→ Work to be completed
The job is to output each record exactly as it stands, pictures excluded.

→ Data to examine
=====

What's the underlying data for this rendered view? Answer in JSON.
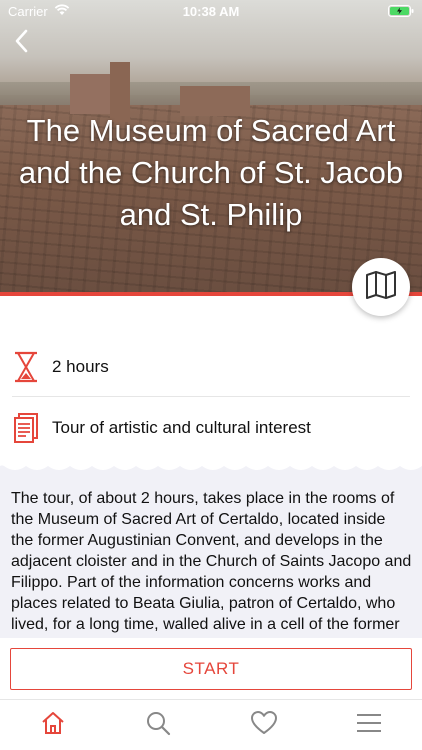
{
  "status_bar": {
    "carrier": "Carrier",
    "time": "10:38 AM"
  },
  "hero": {
    "title": "The Museum of Sacred Art and the Church of St. Jacob and St. Philip"
  },
  "info": {
    "duration": "2 hours",
    "type": "Tour of artistic and cultural interest"
  },
  "description": "The tour, of about 2 hours, takes place in the rooms of the Museum of Sacred Art of Certaldo, located inside the former Augustinian Convent, and develops in the adjacent cloister and in the Church of Saints Jacopo and Filippo. Part of the information concerns works and places related to Beata Giulia, patron of Certaldo, who lived, for a long time, walled alive in a cell of the former",
  "actions": {
    "start_label": "START"
  },
  "colors": {
    "accent": "#e5463b",
    "desc_bg": "#f1f1f7"
  },
  "icons": {
    "back": "chevron-left-icon",
    "map": "map-icon",
    "duration": "hourglass-icon",
    "type": "document-icon",
    "tabs": [
      "home-icon",
      "search-icon",
      "heart-icon",
      "menu-icon"
    ]
  }
}
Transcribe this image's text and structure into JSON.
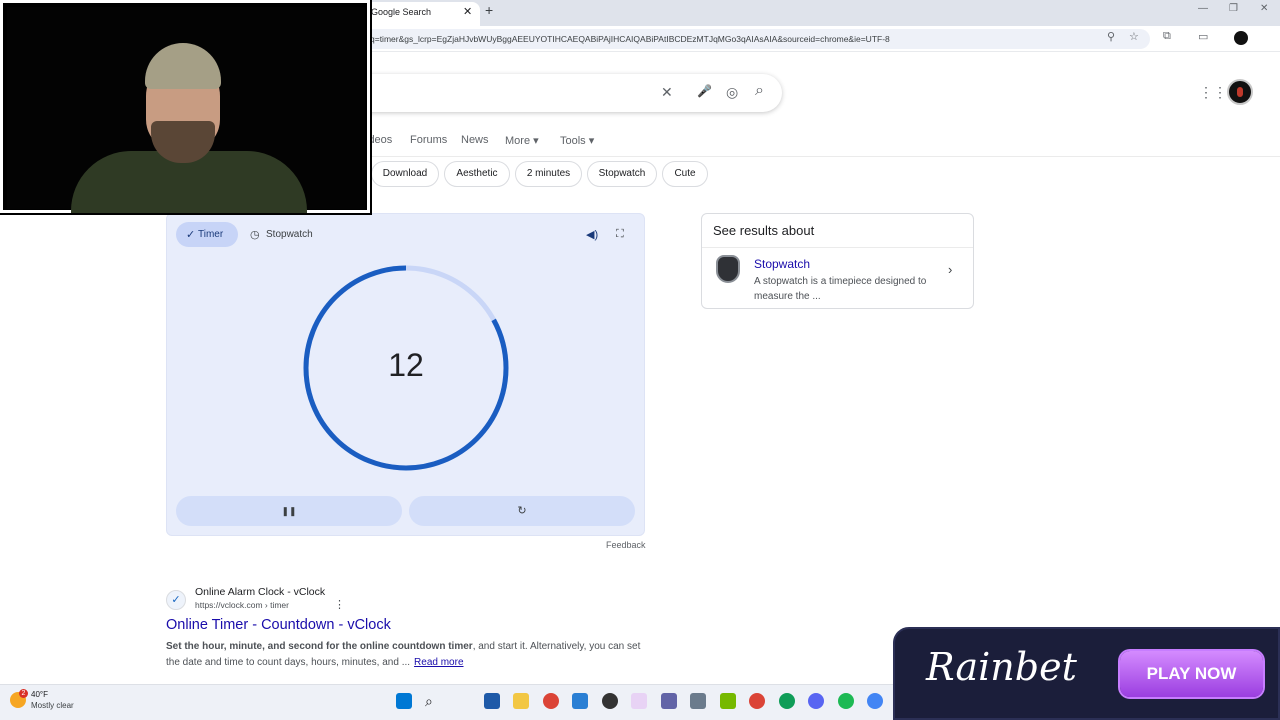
{
  "browser": {
    "tab_title": "Google Search",
    "tab_close": "✕",
    "new_tab": "+",
    "url": "q=timer&gs_lcrp=EgZjaHJvbWUyBggAEEUYOTIHCAEQABiPAjIHCAIQABiPAtIBCDEzMTJqMGo3qAIAsAIA&sourceid=chrome&ie=UTF-8",
    "window_controls": [
      "—",
      "❐",
      "✕"
    ],
    "toolbar_icons": [
      "⚲",
      "☆",
      "⧉",
      "▭"
    ]
  },
  "search": {
    "clear_icon": "✕",
    "mic_icon": "🎤",
    "lens_icon": "◎",
    "search_icon": "⌕",
    "apps_icon": "⋮⋮⋮"
  },
  "nav": {
    "videos": "ideos",
    "forums": "Forums",
    "news": "News",
    "more": "More ▾",
    "tools": "Tools ▾"
  },
  "chips": [
    "Download",
    "Aesthetic",
    "2 minutes",
    "Stopwatch",
    "Cute"
  ],
  "timer": {
    "timer_tab": "Timer",
    "stopwatch_tab": "Stopwatch",
    "value": "12",
    "progress_fraction": 0.83,
    "pause_icon": "❚❚",
    "reset_icon": "↻",
    "feedback": "Feedback",
    "accent": "#1a5dc1",
    "track": "#c9d6f7"
  },
  "knowledge_panel": {
    "heading": "See results about",
    "link": "Stopwatch",
    "description": "A stopwatch is a timepiece designed to measure the ...",
    "chevron": "›"
  },
  "result": {
    "favicon": "✓",
    "site": "Online Alarm Clock - vClock",
    "url": "https://vclock.com › timer",
    "more": "⋮",
    "title": "Online Timer - Countdown - vClock",
    "snippet_bold": "Set the hour, minute, and second for the online countdown timer",
    "snippet_rest": ", and start it. Alternatively, you can set the date and time to count days, hours, minutes, and ...",
    "read_more": "Read more"
  },
  "ad": {
    "brand": "Rainbet",
    "cta": "PLAY NOW"
  },
  "taskbar": {
    "weather_badge": "2",
    "temperature": "40°F",
    "condition": "Mostly clear"
  }
}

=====

→ Solution for this problem
What's the underlying data for this rendered view? Answer in JSON.
{
  "status_bar": {
    "carrier": "Carrier",
    "time": "10:38 AM"
  },
  "hero": {
    "title": "The Museum of Sacred Art and the Church of St. Jacob and St. Philip"
  },
  "info": {
    "duration": "2 hours",
    "type": "Tour of artistic and cultural interest"
  },
  "description": "The tour, of about 2 hours, takes place in the rooms of the Museum of Sacred Art of Certaldo, located inside the former Augustinian Convent, and develops in the adjacent cloister and in the Church of Saints Jacopo and Filippo. Part of the information concerns works and places related to Beata Giulia, patron of Certaldo, who lived, for a long time, walled alive in a cell of the former",
  "actions": {
    "start_label": "START"
  },
  "colors": {
    "accent": "#e5463b",
    "desc_bg": "#f1f1f7"
  },
  "icons": {
    "back": "chevron-left-icon",
    "map": "map-icon",
    "duration": "hourglass-icon",
    "type": "document-icon",
    "tabs": [
      "home-icon",
      "search-icon",
      "heart-icon",
      "menu-icon"
    ]
  }
}
Transcribe this image's text and structure into JSON.
{
  "browser": {
    "tab_title": "Google Search",
    "tab_close": "✕",
    "new_tab": "+",
    "url": "q=timer&gs_lcrp=EgZjaHJvbWUyBggAEEUYOTIHCAEQABiPAjIHCAIQABiPAtIBCDEzMTJqMGo3qAIAsAIA&sourceid=chrome&ie=UTF-8",
    "window_controls": [
      "—",
      "❐",
      "✕"
    ],
    "toolbar_icons": [
      "⚲",
      "☆",
      "⧉",
      "▭"
    ]
  },
  "search": {
    "clear_icon": "✕",
    "mic_icon": "🎤",
    "lens_icon": "◎",
    "search_icon": "⌕",
    "apps_icon": "⋮⋮⋮"
  },
  "nav": {
    "videos": "ideos",
    "forums": "Forums",
    "news": "News",
    "more": "More ▾",
    "tools": "Tools ▾"
  },
  "chips": [
    "Download",
    "Aesthetic",
    "2 minutes",
    "Stopwatch",
    "Cute"
  ],
  "timer": {
    "timer_tab": "Timer",
    "stopwatch_tab": "Stopwatch",
    "value": "12",
    "progress_fraction": 0.83,
    "pause_icon": "❚❚",
    "reset_icon": "↻",
    "feedback": "Feedback",
    "accent": "#1a5dc1",
    "track": "#c9d6f7"
  },
  "knowledge_panel": {
    "heading": "See results about",
    "link": "Stopwatch",
    "description": "A stopwatch is a timepiece designed to measure the ...",
    "chevron": "›"
  },
  "result": {
    "favicon": "✓",
    "site": "Online Alarm Clock - vClock",
    "url": "https://vclock.com › timer",
    "more": "⋮",
    "title": "Online Timer - Countdown - vClock",
    "snippet_bold": "Set the hour, minute, and second for the online countdown timer",
    "snippet_rest": ", and start it. Alternatively, you can set the date and time to count days, hours, minutes, and ...",
    "read_more": "Read more"
  },
  "ad": {
    "brand": "Rainbet",
    "cta": "PLAY NOW"
  },
  "taskbar": {
    "weather_badge": "2",
    "temperature": "40°F",
    "condition": "Mostly clear"
  }
}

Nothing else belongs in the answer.